◆ **WHAT YOU WILL DO**: Determine the number of lines in the data that include the word "author", and write only that number.

AVAILABLE DATA START

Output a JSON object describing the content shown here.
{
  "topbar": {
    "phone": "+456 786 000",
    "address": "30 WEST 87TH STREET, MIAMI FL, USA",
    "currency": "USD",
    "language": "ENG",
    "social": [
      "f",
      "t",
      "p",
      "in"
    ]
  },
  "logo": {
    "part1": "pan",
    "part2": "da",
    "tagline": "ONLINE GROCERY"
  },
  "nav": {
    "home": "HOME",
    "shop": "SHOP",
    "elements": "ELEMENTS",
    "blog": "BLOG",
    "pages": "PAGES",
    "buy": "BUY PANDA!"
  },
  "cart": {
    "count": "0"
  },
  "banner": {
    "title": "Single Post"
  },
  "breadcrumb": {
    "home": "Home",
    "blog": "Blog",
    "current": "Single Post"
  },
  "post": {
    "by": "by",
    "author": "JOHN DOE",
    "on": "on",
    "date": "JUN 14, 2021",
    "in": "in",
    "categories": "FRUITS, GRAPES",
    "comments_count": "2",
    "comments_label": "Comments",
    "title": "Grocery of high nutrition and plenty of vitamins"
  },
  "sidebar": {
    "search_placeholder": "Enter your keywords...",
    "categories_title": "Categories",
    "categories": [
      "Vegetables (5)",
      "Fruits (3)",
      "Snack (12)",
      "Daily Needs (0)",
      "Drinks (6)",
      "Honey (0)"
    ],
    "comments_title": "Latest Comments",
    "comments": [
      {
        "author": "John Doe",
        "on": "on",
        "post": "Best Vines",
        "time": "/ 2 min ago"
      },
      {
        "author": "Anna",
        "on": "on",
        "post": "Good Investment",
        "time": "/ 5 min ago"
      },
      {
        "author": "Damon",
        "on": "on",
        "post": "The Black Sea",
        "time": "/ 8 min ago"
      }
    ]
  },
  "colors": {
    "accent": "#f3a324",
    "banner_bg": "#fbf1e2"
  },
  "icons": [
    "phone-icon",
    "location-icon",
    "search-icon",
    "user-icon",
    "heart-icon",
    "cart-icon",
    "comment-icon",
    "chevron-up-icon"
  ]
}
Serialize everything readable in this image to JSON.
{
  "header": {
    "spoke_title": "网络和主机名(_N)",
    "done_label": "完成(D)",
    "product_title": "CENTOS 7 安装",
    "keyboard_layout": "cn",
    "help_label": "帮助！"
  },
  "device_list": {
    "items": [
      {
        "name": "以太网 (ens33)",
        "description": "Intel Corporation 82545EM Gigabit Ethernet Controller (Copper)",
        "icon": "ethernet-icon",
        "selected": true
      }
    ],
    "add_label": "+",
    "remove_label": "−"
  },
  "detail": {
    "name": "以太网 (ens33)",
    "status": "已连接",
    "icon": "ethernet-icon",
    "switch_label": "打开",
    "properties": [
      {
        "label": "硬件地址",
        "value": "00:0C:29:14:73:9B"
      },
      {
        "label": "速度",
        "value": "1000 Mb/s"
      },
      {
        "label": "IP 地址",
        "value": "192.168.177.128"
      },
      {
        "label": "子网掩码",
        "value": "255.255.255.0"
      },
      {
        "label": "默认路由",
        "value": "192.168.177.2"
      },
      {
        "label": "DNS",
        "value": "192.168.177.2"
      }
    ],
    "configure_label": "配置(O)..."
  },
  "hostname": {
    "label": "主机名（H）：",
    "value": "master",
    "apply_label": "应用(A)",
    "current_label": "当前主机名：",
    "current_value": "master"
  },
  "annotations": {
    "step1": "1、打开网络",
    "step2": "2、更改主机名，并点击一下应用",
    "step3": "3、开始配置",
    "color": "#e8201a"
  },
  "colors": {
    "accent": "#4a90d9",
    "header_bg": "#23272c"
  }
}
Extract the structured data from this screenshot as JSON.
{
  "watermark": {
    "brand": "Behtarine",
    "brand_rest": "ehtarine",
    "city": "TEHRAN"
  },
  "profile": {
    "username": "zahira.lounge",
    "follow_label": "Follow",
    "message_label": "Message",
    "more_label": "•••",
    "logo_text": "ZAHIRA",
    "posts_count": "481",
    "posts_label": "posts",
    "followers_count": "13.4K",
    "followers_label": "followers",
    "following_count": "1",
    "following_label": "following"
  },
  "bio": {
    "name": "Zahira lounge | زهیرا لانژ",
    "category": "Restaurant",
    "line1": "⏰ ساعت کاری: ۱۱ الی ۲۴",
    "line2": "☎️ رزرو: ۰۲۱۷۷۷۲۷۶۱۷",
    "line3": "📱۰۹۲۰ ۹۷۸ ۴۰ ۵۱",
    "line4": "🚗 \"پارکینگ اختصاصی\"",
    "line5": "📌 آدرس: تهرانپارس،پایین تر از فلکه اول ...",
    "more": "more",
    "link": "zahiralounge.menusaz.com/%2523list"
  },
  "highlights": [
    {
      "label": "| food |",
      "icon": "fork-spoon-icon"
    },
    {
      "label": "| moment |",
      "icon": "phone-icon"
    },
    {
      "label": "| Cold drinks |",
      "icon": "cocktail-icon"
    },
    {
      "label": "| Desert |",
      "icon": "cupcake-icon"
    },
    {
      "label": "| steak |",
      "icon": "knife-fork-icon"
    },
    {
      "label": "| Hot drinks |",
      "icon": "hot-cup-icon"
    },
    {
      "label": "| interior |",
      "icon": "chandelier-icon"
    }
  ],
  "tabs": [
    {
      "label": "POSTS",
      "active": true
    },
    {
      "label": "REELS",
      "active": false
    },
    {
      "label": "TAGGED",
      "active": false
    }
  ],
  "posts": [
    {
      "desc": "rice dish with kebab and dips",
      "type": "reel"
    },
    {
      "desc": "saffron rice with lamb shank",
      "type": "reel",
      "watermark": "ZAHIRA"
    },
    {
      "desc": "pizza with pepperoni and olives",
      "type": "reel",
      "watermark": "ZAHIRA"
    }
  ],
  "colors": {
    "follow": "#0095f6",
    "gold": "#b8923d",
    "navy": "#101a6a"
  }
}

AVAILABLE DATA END

◆ **TASK SOLUTION**: 4